Alan Cole: @AlanMCole on Twitter: “Don’t think this one’s gonna pay for itself, guys:”
John Buhl: @jbuhl35 on Twitter: “Because of the nonstop work of @ScottElliotG @NKaeding and others, we have a dynamic score of the conference committee version of the #TaxReformBill https://twitter.com/jbuhl35/status/942735485566365698 Full report to come later today.”
Alan Cole: @AlanMCole on Twitter: “1.7% change in long-run GDP is a pretty bad score from @taxfoundation all things considered, given how large the tax cut is. One problem is they got rid of the shortened asset life for structures in conference…”
The rules of thumb I find myself applying to Tax Foundation numbers these days are:
- Their “small open economy with perfect capital mobility” assumptions together bias and triple the long run boost to the level of GDP relative to the baseline.

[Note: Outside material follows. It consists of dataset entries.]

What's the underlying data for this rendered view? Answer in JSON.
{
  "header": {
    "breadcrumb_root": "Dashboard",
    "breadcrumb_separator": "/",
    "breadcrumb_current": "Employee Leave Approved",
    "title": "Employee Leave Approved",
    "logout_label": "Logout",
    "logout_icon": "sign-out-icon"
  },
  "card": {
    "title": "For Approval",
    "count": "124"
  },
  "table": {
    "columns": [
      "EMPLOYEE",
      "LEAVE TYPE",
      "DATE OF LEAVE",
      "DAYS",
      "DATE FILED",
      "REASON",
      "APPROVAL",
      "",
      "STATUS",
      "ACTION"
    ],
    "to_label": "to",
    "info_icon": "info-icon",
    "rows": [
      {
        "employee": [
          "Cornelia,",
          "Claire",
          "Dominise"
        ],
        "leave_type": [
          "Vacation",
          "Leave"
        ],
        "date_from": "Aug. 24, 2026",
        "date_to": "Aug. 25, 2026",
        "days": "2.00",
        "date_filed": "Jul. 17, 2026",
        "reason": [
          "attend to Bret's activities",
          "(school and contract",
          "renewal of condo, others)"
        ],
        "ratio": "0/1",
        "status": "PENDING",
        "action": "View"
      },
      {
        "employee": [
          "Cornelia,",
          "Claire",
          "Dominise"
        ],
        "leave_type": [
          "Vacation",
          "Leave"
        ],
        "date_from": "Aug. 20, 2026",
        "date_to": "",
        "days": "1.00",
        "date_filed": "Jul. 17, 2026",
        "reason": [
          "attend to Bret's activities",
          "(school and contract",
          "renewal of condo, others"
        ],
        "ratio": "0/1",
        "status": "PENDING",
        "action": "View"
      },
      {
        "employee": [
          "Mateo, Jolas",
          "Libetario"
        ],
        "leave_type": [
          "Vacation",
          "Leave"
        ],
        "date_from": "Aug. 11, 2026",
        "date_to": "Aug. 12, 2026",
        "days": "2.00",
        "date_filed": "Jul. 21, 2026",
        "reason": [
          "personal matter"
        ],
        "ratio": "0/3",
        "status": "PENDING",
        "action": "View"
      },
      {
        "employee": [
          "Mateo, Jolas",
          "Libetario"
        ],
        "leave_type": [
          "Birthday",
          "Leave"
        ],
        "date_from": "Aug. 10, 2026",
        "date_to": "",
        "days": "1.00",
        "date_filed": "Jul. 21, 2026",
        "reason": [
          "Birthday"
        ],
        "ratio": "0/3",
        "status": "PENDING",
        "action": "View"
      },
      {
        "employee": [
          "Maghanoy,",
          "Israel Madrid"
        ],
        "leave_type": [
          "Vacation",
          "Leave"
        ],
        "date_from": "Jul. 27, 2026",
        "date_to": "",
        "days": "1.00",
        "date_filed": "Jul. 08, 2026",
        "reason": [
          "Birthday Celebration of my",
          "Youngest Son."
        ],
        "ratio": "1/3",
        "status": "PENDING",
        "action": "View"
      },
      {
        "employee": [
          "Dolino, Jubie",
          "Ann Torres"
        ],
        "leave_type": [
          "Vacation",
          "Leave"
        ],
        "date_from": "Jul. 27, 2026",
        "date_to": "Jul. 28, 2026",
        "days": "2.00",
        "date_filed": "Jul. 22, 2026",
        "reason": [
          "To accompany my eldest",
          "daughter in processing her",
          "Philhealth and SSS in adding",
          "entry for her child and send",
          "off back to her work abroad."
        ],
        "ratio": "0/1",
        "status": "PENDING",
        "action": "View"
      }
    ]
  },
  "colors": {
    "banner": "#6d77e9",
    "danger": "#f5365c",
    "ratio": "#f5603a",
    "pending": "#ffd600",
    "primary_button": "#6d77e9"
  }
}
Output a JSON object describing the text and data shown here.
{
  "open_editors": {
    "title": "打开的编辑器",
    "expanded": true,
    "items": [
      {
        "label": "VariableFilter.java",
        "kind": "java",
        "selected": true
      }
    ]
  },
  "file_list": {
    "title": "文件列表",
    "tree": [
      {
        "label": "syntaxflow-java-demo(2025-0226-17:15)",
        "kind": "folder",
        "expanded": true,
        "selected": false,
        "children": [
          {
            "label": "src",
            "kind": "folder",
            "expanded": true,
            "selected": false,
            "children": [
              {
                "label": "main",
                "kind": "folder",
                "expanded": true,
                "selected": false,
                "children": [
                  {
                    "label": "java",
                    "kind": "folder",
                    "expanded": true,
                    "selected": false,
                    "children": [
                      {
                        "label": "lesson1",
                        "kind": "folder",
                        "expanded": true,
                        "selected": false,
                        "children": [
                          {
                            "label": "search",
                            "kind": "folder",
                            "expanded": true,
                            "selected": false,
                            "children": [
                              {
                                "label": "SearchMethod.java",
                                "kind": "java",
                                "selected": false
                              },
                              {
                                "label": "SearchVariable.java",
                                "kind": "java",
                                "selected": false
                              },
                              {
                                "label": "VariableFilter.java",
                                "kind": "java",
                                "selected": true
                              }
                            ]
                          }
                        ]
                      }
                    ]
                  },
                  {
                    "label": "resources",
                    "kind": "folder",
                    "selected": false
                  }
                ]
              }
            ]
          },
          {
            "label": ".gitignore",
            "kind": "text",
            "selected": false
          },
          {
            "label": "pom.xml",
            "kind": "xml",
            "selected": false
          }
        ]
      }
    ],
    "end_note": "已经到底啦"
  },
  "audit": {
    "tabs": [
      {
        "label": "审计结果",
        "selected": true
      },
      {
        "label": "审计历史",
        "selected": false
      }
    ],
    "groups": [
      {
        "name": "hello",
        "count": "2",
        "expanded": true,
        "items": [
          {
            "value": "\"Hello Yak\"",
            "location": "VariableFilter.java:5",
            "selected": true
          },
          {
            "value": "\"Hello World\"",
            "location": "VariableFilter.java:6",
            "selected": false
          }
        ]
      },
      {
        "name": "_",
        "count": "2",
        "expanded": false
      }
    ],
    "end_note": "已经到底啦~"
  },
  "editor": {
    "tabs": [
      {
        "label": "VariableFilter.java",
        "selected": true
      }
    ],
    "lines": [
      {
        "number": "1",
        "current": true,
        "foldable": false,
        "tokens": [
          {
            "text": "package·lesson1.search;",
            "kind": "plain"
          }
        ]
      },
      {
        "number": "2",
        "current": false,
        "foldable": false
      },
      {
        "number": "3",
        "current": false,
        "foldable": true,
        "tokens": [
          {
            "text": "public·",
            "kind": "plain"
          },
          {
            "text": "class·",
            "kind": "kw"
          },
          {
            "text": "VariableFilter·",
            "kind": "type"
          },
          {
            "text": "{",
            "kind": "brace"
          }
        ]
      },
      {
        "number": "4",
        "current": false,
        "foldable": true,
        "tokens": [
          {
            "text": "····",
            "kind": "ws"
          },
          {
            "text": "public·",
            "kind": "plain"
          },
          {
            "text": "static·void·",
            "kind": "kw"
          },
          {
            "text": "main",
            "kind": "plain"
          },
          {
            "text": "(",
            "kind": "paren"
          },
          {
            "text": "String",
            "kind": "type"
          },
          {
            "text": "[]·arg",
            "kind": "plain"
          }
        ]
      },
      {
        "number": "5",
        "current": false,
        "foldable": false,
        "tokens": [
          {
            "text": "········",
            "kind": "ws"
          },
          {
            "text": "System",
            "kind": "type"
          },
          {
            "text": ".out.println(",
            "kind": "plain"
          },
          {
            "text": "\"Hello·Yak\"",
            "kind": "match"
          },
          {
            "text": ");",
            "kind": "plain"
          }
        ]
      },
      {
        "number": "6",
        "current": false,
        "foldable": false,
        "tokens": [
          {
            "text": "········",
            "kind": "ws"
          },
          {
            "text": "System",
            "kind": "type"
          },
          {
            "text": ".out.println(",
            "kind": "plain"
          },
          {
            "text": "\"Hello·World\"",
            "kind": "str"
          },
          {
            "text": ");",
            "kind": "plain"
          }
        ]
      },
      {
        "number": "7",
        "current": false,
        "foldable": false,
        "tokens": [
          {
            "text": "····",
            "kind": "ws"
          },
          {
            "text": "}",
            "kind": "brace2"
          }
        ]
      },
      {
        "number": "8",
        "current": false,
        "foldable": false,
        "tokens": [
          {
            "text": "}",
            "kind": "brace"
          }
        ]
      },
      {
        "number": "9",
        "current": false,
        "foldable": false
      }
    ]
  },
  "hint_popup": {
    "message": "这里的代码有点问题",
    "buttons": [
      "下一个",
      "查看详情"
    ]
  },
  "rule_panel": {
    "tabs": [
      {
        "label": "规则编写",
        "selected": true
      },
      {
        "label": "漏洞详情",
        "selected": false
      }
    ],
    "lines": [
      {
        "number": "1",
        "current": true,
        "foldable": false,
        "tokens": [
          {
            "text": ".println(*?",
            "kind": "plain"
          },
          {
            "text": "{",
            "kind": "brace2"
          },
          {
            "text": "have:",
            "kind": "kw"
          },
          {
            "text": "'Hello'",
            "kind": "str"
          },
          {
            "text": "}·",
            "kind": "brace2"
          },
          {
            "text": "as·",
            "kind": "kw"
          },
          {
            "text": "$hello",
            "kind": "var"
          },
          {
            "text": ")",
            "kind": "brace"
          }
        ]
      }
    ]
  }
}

The US is a large economy: global interest rates are not unaffected by it. International capital mobility is not perfect: home bias is a huge thing.
Their “1/e time to the long run is 10 years” assumption biases and doubles their estimate of the initial growth rate boost..
Their failure to distinguish between Gross Domestic Product and national income causes an additional substantial bias that depends sensitively on the details.
Their failure to take account of how the tax “reform” is going to be financed—what will be the effects on economic growth of the services and public investments cut, or of the additional taxes elsewhere in the economy that will be levied—causes an additional substantial bias that depends sensitively on the details.
So if you are talking about the impact on the growth rate of national income, divide the Tax Foundation by more than six and you have what is probably a sensible estimate.
Thus take the Tax Foundation’s 0.17%/year. Cut it down. To less than 0.03% per year. Not 0.3%. Less than 0.03%.
The claim was the 0.4% per year on the growth rate would get you 1 trillion dollars in revenue over 10 years. That was always stretching it: it was 0.5% per year. But we do not have that. Even if we were a small open economy in a world with perfect capital mobility–which we are most definitely not–the Tax Foundation grants you only 350 billion dollars over 10 years. And applying my rule of thumb haircuts makes me expect 60 billion.